- In-depth knowledge of a series of selected key primary texts and of their contexts.
- Skills in the handling of primary texts and secondary sources, with an appreciation of the associated problems.
- Skills in the application of historical methods to theological questions.
- Skills in structuring and presenting evidence-based arguments in concise form.
- Skills in analysis and concise, contextualised comment on selected texts.
- Skills in independent researching, thinking and working within a guided framework.
Modes of Teaching, Learning and Assessment and how these contribute to the learning outcomes of the module
- Each of the four study units comprises four ‘lectures’: three of these are traditional lectures providing an overview of key aspects of the subject and exemplifying approaches to the topic. The fourth is a whole-class essay workshop in which structures and outline answers to the model essay questions on the unit are discussed, informed by the essay plans which all students will prepare (see below). The workshop will focus intensively on questions of essay planning, structure and technique.
- Each of the three classic lectures in each study unit will be succeeded by a seminar focusing on primary texts set for the week, which will be provided in advance for all students in both hard-copy and electronic format. This will enhance subject-specific knowledge and understanding both through preparation and through interaction with students and staff, promoting awareness of a range of viewpoints and approaches.
- Formative assessment: at the end of each of the four study units, all students to hand in (1) a one-page essay plan addressing one of the model essay questions set for that unit, laying out the structure to be adopted, the argument to be advanced, the evidence to be used (in summary) and the conclusions to be reached; (2) a 250-word comment on a set extract from one of the set texts studied in that unit. These exercises will train students in formulating concise arguments and in applying their knowledge to specific questions in a focused manner.
- Summative assessment: entirely by examination, in which comments on extracts from set texts and essays will test students’ knowledge and understanding, their ability to handle texts and sources historically, and their ability to formulate effective arguments drawing on their wider reading.
Teaching Methods and Contact Hours
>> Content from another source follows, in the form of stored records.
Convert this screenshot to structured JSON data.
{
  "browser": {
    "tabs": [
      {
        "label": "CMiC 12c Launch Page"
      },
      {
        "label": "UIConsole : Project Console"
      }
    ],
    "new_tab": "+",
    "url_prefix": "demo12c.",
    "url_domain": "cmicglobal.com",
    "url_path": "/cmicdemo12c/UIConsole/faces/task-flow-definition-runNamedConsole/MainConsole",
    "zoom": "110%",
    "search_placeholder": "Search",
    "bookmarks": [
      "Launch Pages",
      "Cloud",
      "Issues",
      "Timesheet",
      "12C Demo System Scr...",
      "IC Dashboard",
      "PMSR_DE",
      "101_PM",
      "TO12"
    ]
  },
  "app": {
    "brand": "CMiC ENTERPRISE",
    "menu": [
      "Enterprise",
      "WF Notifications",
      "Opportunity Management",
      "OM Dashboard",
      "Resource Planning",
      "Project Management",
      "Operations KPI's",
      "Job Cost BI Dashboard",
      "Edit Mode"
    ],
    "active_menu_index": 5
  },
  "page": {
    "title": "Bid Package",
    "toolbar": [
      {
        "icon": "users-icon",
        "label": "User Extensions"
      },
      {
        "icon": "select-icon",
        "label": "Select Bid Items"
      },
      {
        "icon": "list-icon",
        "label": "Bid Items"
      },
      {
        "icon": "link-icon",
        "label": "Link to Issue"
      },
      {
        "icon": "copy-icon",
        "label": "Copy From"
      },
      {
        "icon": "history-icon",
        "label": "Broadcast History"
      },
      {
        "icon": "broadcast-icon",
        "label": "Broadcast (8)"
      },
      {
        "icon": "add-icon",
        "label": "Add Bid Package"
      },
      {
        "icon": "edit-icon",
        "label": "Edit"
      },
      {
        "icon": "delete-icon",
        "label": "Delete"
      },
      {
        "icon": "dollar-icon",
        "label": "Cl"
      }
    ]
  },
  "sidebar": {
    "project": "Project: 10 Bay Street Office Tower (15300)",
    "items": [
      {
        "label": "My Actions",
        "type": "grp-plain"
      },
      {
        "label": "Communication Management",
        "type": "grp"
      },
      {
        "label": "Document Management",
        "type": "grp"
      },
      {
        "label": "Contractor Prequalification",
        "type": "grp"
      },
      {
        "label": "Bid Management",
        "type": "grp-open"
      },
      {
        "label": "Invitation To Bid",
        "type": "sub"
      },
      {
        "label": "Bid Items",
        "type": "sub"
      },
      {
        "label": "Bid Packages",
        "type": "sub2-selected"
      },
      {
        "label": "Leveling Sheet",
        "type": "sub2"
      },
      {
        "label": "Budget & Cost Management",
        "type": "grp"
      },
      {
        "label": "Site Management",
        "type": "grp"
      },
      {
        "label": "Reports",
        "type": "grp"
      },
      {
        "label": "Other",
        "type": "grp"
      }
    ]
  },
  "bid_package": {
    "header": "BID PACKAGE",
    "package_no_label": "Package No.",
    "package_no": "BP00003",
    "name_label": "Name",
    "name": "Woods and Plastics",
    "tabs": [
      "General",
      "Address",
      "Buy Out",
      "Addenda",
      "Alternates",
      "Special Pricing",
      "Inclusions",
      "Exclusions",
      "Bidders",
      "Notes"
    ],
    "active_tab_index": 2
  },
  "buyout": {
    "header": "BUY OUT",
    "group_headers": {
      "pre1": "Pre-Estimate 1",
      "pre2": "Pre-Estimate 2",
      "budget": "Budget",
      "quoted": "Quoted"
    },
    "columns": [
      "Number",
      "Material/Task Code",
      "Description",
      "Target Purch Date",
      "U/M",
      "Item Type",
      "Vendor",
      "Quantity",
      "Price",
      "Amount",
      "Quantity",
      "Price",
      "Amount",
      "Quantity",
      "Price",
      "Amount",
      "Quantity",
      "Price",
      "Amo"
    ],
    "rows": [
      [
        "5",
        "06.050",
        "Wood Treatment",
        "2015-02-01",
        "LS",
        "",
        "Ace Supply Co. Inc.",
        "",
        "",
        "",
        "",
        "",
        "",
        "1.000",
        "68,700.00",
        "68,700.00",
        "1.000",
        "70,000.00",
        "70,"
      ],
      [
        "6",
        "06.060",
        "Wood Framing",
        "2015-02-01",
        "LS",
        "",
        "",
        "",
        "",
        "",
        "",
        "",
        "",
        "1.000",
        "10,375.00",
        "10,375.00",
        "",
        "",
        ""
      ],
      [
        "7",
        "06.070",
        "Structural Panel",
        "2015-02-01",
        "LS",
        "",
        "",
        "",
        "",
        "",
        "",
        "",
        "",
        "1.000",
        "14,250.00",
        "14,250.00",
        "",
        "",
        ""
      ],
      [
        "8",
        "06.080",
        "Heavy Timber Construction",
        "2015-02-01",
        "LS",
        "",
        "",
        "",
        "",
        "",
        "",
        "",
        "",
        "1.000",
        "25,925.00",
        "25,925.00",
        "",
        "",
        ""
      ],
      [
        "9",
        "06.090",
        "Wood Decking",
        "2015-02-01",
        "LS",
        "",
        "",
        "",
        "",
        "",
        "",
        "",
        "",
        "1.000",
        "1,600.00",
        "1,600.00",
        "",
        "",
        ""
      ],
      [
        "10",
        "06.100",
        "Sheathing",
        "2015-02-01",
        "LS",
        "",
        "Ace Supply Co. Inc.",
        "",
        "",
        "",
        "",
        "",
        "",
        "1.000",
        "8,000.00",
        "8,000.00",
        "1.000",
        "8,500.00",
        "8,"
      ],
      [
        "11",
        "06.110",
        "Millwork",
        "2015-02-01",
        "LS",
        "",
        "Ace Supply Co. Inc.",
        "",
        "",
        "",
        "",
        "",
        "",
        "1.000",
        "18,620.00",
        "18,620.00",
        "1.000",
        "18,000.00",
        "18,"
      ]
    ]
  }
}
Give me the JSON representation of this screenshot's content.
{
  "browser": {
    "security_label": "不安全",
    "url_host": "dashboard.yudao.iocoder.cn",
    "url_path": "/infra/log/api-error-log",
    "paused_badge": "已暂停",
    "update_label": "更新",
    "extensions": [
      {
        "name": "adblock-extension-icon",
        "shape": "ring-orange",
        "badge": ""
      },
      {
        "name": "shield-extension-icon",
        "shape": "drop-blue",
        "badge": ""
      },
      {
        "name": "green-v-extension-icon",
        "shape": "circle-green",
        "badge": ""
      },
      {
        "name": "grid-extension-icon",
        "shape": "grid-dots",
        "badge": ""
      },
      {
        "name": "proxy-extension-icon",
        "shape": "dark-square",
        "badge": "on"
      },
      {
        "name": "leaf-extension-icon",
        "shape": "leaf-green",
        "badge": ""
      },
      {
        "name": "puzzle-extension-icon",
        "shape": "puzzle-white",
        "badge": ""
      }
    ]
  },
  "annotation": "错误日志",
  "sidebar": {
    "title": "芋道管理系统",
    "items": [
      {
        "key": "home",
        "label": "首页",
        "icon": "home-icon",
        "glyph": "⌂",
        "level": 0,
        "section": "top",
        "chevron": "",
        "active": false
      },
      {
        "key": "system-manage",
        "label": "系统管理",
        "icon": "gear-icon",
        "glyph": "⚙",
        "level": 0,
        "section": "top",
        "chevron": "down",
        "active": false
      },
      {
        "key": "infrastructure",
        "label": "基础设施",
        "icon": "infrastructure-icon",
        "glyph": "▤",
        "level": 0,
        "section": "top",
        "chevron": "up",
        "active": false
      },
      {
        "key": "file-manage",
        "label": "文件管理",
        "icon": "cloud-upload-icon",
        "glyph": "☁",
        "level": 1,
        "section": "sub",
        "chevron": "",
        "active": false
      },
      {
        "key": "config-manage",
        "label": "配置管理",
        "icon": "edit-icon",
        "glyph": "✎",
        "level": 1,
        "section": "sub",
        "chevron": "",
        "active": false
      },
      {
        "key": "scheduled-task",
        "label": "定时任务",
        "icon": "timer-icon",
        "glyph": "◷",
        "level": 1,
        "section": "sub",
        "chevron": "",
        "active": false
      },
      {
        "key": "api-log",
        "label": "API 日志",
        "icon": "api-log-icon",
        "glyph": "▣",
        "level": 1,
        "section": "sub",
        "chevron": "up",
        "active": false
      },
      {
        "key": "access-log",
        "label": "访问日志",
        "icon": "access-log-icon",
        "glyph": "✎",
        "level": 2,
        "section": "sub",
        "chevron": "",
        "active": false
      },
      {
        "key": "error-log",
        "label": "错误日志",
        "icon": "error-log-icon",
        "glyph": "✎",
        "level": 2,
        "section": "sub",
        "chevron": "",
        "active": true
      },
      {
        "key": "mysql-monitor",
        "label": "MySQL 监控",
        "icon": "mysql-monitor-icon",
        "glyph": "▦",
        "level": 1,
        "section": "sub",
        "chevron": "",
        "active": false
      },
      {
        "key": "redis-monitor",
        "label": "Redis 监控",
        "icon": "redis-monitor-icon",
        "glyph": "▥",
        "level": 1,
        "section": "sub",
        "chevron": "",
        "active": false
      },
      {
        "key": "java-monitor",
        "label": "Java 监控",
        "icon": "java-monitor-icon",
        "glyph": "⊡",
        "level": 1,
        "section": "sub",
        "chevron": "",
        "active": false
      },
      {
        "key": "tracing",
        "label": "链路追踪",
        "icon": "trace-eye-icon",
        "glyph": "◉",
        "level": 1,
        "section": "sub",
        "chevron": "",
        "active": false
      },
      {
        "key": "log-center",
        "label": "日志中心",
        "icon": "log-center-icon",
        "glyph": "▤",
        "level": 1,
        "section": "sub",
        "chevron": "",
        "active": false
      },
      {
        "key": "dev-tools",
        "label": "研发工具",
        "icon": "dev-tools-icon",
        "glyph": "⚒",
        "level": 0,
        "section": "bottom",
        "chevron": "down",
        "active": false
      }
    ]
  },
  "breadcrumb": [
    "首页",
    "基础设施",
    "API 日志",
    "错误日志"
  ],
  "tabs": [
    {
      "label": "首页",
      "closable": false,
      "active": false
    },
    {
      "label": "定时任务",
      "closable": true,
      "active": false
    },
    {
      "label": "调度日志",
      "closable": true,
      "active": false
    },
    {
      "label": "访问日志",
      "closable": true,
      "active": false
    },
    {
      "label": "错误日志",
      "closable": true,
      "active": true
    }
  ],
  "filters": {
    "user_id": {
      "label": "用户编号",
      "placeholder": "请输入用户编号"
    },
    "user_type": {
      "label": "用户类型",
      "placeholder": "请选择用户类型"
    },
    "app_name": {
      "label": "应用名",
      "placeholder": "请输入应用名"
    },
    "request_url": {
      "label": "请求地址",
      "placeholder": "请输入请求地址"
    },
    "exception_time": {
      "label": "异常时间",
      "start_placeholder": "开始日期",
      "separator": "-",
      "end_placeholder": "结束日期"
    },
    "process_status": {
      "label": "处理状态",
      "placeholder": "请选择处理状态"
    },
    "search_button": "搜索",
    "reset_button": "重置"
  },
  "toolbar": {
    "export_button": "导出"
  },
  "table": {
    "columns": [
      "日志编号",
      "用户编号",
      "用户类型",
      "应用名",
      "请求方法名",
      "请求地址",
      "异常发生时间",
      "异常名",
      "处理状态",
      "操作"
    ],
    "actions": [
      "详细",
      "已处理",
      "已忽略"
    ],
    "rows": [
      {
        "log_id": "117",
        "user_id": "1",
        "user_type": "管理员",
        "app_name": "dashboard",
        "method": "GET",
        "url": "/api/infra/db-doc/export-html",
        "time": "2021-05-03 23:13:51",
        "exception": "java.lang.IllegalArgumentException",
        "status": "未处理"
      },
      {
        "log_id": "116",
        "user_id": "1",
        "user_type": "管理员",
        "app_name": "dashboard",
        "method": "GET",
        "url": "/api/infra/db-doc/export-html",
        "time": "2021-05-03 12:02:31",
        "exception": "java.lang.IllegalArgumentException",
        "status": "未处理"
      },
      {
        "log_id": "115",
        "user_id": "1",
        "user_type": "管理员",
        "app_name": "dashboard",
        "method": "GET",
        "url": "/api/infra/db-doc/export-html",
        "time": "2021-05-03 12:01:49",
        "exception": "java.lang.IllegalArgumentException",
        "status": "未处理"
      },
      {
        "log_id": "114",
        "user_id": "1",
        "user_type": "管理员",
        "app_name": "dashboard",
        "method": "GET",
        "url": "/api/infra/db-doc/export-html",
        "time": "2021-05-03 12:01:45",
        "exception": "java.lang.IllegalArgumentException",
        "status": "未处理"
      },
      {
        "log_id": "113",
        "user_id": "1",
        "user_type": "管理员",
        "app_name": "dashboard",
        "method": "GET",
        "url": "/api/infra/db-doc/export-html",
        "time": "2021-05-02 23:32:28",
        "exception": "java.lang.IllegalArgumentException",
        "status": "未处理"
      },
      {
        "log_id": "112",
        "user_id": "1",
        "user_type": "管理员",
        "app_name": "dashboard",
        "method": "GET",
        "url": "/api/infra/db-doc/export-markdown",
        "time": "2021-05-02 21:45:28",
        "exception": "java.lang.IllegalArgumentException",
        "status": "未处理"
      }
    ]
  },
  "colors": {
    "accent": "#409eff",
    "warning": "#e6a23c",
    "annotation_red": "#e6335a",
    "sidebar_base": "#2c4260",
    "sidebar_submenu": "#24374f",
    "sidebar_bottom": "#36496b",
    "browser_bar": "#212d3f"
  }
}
|Lectures||18||1 per week (with breaks), MT weeks 1-5, 7-10, EpT weeks 1-4, 6-9, ET week 1 (revision class)||1 hour||18||■|
|Seminars||12||4 blocks of 3 consecutive weeks, MT weeks 2-4, 7-9, EpT weeks 1-3, 6-8||1 hour||12||■|
|Preparation and Reading||170|
|Component: Final Examination||Component Weighting: 100%|
|Element||Length / duration||Element Weighting||Resit Opportunity|
Four essay plans and four ‘gobbet’ answers, one of each per study unit.
■ Attendance at all activities marked with this symbol will be monitored. Students who fail to attend these activities, or to complete the summative or formative assessment specified above, will be subject to the procedures defined in the University's General Regulation V, and may be required to leave the University